The TomTom One can also be plugged into the PC to charge. When the TomTom One is plugged in you can install a user interface onto the computer, this can be used to update maps (expensive) download new voices (again expensive) back up and restore and various other options. This is not an area I can discuss with great confidence as updating the TomTom is my Husbands department, but going by the muttering and huffing that goes off when he plugs the TomTom in I think it can some time be quite a complicated affair. The TomTom also charges up when it is plugged into the PC, this is not something we do very often as we keep the TomTom plugged into the cigarette lighter at all times while travelling.
The display on the TomTom is very clear despite it only being 3.5 inches in size. The maps are displayed in 3D and are bright and colourful, the display can be changed for night time driving and this display is more muted in colour (mainly blues). The preset voices on the TomTom are well spoken and calm and give directions smoothly and with plenty of time to manoeuvre safely. The volume is easy to adjust to a comfortable level using the onscreen display. I do find that some of the directions can be a it repetitious as it tells you which exit to take on a roundabout about 100m before you reach the roundabout, it will then repeat the instruction every 20 seconds or so till the manoeuvre is complete, but at least it doesn't shout 'That one, that one, no you missed it'

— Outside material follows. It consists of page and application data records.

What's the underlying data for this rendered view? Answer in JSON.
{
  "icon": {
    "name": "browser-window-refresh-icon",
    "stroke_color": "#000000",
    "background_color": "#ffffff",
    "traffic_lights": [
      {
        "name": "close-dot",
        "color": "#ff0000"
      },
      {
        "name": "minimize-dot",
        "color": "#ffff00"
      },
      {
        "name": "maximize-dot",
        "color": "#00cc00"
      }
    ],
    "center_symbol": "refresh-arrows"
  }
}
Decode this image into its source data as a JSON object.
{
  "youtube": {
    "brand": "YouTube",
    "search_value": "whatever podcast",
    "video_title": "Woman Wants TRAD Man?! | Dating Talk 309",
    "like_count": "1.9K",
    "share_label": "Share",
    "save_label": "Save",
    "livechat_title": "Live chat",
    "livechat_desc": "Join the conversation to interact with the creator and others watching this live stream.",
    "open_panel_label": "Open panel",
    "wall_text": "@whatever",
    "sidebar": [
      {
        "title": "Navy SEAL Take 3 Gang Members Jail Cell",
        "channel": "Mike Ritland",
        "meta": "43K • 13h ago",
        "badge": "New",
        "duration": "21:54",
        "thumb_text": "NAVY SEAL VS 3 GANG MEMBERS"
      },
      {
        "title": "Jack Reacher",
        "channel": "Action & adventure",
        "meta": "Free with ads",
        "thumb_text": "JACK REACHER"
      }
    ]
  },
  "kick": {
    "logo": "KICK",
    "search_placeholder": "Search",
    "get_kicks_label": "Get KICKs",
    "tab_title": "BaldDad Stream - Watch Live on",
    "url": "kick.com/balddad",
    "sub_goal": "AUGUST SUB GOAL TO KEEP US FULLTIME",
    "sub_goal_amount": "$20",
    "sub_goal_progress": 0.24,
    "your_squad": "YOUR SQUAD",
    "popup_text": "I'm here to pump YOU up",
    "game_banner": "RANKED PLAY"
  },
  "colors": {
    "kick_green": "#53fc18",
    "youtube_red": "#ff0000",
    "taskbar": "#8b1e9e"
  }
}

The TomTom One is described as future proof as you have constant access to new maps and free software upgrades. We don't plug out TomTom One in very often so I would say it is only as future proof as the last time you updated it. When plugged in to the PC you are able to personalise your maps and download other TomTom users map changes, this is not something we have ever done as the pre loaded maps and paid for map upgrades every couple of years have been good.
One feature we have used is the speed camera warning system, not that we speed but it is handy to know where the static cameras are incase your speed has crept slightly above the speed limit. The Tom Tom will give an audible noise when you are approaching a static camera, I can not remember if it chimes or beeps, this gives the driver plenty of time to check the speed but can be a bit of an annoyance when driving through a speed camera infested area (Stockport).
As with all things electronic it is not idiot proof so some common sense is needed when following the navigation instructions. Many a fool has driven through fields and into ditches blindly following the Satnav. If a road is obviously not there or the signage tell you the road is not suitable for the type of vehicle you are travelling in, stop and press the alterative route icon and you will invariably be presented with a less precarious journey.
My Husband and I do not follow the TomTom blindly and carry a map book with us and we usually download a route from Google maps before setting off. In all the years we have used the TomTom One we have only had a few misdirection's. The TomTom has delivered us to the service entrance of Drayton manor, the driveway of the house next door to the golf club we were aiming for and a gate next to a field when we were aiming for Thorsby market.
All things considered I would not be with out the TomTom One, it has taken the stress out of travelling for me as I can sit back and relax while it does all the navigating and my Husband argues with it when he goes the wrong direction. If the TomTom One was to stop working I would happily purchase its newer counterpart.
Thank you for reading.
Summary: A great device that gives direction to my travelling.